__Instructions to follow__
Scan the entries that follow for the word "坚果咖啡", then report every line in which it appears.
· · · · ·
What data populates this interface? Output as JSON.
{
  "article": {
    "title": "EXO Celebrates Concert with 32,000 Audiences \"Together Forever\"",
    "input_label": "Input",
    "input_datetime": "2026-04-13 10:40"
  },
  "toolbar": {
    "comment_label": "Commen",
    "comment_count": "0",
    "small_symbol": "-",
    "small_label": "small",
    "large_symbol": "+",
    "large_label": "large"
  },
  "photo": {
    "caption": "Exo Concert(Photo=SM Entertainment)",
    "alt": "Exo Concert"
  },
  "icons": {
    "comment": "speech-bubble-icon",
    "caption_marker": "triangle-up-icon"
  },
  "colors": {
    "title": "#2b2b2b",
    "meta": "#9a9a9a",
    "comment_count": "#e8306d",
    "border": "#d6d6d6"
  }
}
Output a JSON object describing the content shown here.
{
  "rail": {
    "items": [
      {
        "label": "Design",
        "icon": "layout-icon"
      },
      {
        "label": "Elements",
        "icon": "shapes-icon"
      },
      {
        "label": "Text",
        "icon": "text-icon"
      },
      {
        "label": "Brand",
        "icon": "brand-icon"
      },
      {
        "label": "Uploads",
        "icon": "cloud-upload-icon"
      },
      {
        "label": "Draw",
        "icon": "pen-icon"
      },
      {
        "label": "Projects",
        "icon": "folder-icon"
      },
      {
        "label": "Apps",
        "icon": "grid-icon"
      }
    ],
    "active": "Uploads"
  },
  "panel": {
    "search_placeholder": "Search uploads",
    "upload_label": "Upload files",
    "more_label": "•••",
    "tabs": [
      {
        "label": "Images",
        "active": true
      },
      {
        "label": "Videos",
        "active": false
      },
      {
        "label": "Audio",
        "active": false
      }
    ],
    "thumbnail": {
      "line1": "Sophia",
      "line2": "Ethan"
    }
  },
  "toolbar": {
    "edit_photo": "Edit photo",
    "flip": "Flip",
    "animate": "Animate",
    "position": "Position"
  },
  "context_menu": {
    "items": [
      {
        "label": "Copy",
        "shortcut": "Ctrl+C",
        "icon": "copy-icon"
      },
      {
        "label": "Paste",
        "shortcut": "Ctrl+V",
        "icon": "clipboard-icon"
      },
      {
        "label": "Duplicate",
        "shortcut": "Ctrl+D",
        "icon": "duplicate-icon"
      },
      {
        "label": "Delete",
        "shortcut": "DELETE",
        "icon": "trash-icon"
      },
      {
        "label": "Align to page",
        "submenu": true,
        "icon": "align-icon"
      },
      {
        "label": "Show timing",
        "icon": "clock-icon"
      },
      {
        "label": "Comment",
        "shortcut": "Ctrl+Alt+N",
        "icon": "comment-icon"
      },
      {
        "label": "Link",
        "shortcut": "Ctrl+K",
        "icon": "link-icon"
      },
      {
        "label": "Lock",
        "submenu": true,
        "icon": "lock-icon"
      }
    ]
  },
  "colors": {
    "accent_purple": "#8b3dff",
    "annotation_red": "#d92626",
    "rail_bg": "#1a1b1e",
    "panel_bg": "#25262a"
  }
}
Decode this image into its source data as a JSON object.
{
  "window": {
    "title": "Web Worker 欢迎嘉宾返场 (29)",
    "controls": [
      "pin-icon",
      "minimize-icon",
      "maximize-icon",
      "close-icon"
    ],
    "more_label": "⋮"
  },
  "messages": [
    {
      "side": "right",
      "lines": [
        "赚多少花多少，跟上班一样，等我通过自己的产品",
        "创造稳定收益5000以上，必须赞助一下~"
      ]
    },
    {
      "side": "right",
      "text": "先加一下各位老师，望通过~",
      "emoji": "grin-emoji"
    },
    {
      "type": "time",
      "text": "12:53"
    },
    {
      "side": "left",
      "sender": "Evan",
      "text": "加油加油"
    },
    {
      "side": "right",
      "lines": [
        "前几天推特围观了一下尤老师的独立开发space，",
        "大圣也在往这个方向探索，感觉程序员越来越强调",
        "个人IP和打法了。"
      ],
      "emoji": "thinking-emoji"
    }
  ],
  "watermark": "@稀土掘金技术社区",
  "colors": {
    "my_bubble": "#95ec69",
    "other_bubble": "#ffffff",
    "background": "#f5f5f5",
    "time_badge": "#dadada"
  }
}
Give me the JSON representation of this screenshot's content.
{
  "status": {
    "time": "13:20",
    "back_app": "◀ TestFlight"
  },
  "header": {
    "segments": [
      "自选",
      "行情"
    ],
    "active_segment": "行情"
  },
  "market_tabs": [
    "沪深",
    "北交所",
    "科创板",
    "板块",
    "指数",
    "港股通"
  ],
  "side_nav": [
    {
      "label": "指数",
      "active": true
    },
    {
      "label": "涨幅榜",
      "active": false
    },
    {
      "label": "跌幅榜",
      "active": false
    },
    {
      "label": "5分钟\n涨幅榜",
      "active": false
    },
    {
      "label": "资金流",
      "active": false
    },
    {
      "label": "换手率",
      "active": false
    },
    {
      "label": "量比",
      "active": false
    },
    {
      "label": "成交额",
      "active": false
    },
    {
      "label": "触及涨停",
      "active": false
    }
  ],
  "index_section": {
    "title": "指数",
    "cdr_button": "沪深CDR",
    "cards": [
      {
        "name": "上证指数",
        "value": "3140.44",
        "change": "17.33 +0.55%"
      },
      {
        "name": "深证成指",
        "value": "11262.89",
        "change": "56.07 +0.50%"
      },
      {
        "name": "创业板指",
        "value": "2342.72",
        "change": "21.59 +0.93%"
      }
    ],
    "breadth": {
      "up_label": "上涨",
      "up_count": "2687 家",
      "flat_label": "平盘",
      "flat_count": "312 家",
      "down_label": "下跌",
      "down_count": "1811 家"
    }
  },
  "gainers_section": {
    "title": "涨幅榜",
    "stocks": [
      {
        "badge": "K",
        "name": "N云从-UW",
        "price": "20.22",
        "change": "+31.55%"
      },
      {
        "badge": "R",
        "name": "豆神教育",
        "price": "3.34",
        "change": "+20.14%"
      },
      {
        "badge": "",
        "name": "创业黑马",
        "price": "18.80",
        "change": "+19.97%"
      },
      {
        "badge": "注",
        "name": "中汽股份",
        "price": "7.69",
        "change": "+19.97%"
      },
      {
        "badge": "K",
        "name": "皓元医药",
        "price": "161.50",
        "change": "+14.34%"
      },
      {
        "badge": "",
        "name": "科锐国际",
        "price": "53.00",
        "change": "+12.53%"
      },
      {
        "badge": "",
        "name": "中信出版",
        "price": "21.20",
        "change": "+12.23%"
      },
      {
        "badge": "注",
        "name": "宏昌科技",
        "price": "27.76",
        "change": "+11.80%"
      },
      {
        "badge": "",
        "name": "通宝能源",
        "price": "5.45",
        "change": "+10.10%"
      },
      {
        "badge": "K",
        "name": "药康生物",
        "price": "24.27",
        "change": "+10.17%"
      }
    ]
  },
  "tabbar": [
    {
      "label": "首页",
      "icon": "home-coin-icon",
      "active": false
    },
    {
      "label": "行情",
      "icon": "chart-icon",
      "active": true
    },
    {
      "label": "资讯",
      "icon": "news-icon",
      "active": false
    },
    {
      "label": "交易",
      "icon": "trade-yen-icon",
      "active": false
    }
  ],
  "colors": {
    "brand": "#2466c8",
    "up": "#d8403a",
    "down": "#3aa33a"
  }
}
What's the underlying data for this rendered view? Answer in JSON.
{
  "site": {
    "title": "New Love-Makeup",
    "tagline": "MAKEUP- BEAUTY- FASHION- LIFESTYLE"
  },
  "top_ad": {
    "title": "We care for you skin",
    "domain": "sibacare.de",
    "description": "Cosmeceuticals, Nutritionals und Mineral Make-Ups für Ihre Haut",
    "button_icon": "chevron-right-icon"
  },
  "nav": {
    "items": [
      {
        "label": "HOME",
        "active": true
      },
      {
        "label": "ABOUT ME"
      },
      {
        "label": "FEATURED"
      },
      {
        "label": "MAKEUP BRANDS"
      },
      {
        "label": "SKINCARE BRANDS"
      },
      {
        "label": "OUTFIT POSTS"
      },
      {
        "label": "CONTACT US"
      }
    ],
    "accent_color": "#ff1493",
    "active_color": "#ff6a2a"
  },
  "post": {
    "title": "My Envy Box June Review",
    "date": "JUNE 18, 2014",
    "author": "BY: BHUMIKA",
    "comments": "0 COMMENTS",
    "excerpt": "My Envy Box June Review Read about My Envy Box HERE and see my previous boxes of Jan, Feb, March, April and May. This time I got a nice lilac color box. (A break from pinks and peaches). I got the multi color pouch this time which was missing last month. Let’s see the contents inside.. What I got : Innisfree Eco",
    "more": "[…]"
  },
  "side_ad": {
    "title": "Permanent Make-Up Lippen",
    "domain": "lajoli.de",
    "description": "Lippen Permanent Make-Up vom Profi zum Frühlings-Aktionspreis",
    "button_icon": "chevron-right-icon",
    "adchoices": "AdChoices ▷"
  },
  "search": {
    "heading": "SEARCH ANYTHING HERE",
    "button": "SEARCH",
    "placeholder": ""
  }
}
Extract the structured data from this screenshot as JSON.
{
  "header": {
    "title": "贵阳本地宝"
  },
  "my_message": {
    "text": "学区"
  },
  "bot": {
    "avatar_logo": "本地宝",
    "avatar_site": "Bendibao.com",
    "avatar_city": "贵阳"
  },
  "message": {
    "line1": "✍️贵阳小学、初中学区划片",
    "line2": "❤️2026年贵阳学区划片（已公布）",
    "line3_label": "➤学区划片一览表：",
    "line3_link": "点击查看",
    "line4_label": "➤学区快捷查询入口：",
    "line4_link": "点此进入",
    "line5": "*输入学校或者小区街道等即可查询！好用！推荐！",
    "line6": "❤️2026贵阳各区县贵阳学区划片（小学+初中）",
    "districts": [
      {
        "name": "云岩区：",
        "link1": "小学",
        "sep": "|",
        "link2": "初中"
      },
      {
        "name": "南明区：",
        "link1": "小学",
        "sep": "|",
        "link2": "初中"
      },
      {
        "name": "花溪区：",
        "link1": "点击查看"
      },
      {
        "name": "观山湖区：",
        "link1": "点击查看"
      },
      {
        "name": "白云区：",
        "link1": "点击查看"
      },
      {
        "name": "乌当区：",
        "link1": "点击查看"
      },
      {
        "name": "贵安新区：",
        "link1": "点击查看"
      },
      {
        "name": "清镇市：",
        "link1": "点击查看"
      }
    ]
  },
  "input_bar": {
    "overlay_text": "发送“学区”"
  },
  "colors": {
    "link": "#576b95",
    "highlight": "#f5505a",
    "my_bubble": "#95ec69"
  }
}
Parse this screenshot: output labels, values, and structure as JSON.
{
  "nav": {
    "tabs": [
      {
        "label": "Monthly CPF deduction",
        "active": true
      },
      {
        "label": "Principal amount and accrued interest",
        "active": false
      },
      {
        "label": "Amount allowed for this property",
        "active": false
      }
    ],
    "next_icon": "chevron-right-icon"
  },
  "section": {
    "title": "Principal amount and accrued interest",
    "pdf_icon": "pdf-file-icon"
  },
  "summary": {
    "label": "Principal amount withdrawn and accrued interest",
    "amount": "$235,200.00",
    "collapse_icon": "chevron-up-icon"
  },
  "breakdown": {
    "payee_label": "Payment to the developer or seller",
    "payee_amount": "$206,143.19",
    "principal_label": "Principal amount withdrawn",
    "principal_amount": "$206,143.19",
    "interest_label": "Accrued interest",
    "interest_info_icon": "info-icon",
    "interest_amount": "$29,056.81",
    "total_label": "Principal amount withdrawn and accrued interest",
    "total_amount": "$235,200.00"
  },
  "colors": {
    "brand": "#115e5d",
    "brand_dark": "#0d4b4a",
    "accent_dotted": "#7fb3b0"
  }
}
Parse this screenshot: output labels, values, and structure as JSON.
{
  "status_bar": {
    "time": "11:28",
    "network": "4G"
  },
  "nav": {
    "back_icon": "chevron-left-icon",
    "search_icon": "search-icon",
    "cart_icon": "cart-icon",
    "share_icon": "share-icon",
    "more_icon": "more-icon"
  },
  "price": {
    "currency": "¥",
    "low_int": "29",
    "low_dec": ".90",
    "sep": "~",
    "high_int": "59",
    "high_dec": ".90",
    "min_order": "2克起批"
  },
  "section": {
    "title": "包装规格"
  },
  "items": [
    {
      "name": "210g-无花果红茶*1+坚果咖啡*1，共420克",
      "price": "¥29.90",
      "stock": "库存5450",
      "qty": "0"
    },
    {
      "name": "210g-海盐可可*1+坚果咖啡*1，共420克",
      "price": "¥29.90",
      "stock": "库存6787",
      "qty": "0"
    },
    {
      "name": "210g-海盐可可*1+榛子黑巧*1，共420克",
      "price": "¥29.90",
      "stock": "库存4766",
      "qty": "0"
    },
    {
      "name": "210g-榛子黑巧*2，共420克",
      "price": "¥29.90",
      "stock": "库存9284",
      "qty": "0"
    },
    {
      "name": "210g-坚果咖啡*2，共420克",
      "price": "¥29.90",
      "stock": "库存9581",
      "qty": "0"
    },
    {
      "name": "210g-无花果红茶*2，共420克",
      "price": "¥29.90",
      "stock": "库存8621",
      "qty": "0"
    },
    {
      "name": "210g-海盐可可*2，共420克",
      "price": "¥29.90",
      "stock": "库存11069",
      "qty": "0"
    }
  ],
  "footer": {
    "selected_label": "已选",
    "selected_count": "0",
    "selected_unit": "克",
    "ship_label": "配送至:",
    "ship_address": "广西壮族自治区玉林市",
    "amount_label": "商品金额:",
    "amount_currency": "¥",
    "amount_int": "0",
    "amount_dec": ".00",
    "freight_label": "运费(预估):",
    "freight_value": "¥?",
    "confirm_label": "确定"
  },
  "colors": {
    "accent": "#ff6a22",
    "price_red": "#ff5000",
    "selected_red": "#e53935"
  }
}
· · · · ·
__Solution to the problem__
      "name": "210g-无花果红茶*1+坚果咖啡*1，共420克",
      "name": "210g-海盐可可*1+坚果咖啡*1，共420克",
      "name": "210g-坚果咖啡*2，共420克",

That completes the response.